Data for analysis
══════════════════════════════
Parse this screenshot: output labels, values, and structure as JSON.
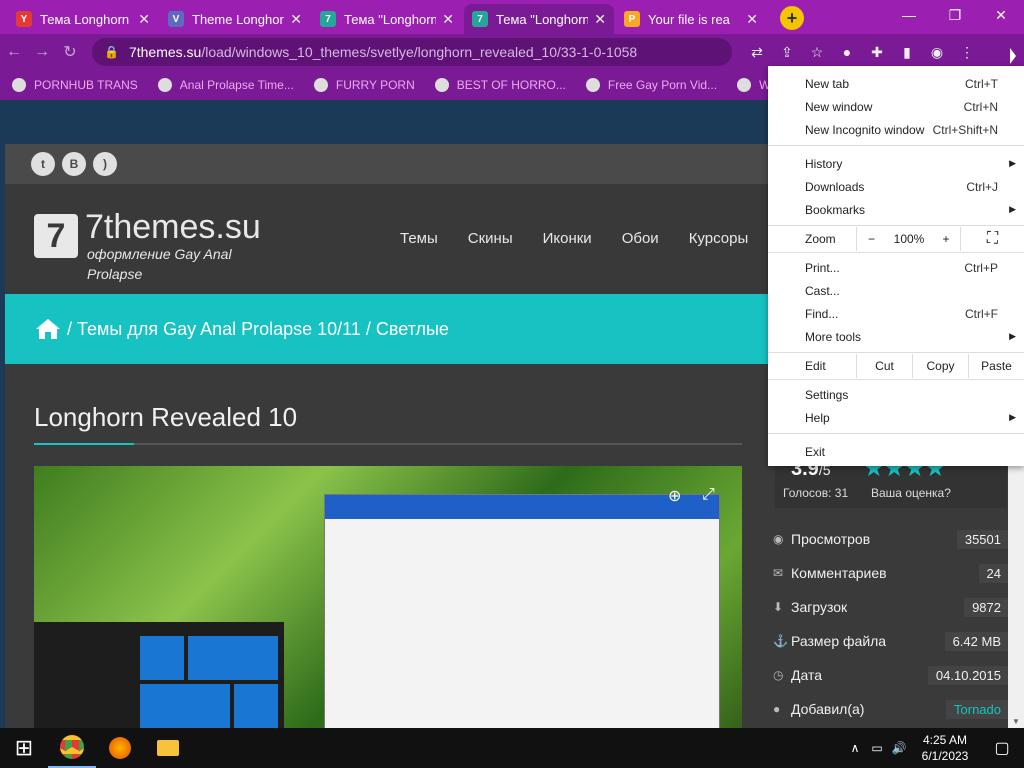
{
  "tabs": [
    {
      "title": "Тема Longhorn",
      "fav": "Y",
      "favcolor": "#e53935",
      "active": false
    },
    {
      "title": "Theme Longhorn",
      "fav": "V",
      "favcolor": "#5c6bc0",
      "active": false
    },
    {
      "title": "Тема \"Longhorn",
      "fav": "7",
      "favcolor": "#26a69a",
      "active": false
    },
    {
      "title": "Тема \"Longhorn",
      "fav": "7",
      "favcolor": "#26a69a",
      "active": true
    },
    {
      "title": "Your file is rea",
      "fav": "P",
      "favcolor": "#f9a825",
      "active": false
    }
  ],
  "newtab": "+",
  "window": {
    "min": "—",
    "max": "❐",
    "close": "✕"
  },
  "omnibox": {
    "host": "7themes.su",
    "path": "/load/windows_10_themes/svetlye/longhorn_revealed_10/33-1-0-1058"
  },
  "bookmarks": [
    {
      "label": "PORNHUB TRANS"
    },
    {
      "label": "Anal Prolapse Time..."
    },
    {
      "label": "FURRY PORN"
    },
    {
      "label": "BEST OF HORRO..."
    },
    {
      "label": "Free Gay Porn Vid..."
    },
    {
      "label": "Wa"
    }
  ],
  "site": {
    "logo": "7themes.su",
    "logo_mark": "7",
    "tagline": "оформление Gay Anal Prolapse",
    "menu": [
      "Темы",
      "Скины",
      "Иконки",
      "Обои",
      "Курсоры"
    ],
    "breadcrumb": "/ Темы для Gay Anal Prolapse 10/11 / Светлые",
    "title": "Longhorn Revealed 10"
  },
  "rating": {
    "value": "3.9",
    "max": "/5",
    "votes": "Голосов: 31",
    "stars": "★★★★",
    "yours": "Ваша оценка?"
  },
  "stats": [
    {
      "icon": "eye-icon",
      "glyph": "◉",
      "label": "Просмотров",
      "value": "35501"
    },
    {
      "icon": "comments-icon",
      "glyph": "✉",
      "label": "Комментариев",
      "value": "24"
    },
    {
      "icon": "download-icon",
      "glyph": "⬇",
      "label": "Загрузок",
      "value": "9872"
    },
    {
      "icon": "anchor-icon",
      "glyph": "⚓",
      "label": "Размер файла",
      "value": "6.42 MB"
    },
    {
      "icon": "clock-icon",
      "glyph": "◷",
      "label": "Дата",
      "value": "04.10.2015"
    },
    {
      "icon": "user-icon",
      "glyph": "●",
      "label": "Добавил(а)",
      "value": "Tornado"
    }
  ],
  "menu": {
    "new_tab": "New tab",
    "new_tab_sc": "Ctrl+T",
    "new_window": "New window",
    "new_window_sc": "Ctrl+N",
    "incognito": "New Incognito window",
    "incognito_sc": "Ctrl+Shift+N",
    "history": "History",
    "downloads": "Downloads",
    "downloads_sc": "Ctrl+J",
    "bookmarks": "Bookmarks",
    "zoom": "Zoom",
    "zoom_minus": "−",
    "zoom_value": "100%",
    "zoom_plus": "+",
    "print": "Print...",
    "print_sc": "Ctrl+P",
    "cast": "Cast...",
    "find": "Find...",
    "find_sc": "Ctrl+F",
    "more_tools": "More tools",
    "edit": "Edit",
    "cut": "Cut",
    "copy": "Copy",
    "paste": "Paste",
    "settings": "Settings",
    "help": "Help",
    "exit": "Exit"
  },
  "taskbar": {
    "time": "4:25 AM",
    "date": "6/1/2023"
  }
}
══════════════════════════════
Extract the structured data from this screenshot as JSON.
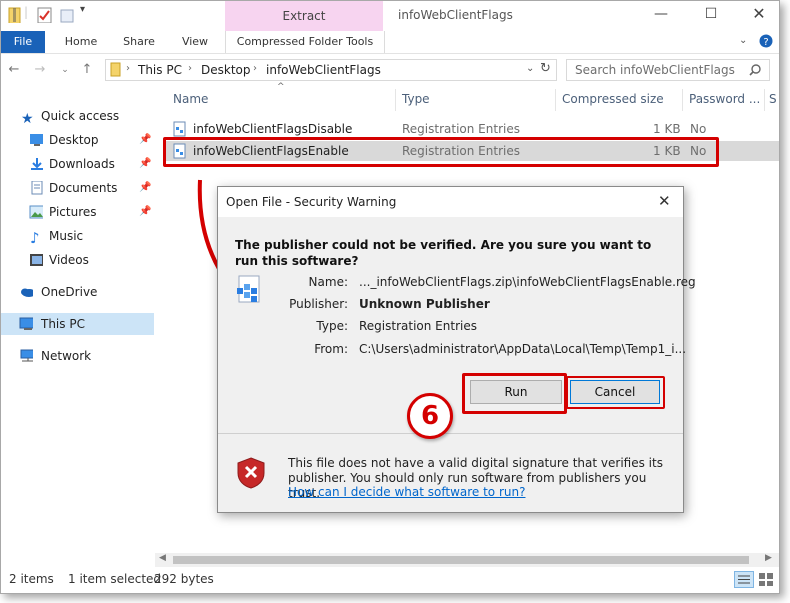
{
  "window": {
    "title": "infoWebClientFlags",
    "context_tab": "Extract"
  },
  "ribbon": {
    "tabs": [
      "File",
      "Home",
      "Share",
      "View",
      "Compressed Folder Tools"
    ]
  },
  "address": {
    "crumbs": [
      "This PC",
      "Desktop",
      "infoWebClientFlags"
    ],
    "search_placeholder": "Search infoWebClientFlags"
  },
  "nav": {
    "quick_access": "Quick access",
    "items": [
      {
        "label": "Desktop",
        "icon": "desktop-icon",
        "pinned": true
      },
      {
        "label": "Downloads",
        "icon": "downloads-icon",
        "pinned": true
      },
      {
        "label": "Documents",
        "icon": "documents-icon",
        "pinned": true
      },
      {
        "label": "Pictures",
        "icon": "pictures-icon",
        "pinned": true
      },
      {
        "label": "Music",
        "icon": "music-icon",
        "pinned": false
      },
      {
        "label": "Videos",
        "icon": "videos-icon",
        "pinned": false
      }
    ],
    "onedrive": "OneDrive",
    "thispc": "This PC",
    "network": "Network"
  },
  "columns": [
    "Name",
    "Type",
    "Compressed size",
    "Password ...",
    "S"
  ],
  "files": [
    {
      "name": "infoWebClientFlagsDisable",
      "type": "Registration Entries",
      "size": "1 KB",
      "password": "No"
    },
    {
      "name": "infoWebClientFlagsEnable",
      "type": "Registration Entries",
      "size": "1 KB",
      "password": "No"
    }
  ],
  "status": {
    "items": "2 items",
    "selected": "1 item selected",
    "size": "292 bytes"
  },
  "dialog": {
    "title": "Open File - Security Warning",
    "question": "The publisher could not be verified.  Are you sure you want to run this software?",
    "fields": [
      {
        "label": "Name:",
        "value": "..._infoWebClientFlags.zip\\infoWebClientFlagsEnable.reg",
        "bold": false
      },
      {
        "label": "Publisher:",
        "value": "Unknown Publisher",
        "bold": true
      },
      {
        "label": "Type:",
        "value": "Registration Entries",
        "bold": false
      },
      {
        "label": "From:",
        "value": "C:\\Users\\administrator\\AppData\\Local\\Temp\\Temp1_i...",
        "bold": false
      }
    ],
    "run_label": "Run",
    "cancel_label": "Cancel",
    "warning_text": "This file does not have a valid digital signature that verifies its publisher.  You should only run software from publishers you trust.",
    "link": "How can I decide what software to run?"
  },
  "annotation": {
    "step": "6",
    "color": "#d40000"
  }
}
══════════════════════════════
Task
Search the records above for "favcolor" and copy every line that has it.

Solved exercise
      "favcolor": "#e53935",
      "favcolor": "#5c6bc0",
      "favcolor": "#26a69a",
      "favcolor": "#26a69a",
      "favcolor": "#f9a825",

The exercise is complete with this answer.